| What to produce |
Search the material below for the string "guide" and extract each line that has it.

| Given entries |
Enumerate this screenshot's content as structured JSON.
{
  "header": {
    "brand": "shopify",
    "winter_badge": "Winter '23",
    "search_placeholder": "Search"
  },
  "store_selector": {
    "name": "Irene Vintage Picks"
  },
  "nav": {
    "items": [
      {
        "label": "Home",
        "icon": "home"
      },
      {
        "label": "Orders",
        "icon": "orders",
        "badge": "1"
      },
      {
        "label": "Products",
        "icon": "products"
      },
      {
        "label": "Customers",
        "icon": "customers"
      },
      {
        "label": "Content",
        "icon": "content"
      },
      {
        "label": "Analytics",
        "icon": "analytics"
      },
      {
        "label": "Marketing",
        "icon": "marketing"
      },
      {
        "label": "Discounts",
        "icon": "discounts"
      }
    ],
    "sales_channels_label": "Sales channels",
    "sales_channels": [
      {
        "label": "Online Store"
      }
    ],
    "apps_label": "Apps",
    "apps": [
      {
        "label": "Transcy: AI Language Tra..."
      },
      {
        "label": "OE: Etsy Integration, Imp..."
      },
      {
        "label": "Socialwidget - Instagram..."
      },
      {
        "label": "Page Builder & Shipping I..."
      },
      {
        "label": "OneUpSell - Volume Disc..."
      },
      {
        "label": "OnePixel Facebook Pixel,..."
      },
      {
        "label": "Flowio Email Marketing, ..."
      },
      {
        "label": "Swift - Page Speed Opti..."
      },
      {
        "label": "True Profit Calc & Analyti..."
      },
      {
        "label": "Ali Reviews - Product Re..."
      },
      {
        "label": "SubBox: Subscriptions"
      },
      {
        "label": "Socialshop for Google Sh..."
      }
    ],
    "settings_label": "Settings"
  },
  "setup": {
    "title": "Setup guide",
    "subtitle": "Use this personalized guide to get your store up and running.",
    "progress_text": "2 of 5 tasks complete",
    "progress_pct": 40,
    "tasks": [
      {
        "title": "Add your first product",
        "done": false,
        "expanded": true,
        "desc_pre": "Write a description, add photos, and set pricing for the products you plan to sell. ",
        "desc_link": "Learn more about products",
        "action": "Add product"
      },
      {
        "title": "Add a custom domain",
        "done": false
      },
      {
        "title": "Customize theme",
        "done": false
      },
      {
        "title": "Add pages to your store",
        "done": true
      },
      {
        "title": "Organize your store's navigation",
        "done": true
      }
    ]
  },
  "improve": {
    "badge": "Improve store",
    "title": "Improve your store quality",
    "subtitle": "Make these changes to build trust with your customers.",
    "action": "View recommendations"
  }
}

| Worked solution |
    "title": "Setup guide",
    "subtitle": "Use this personalized guide to get your store up and running.",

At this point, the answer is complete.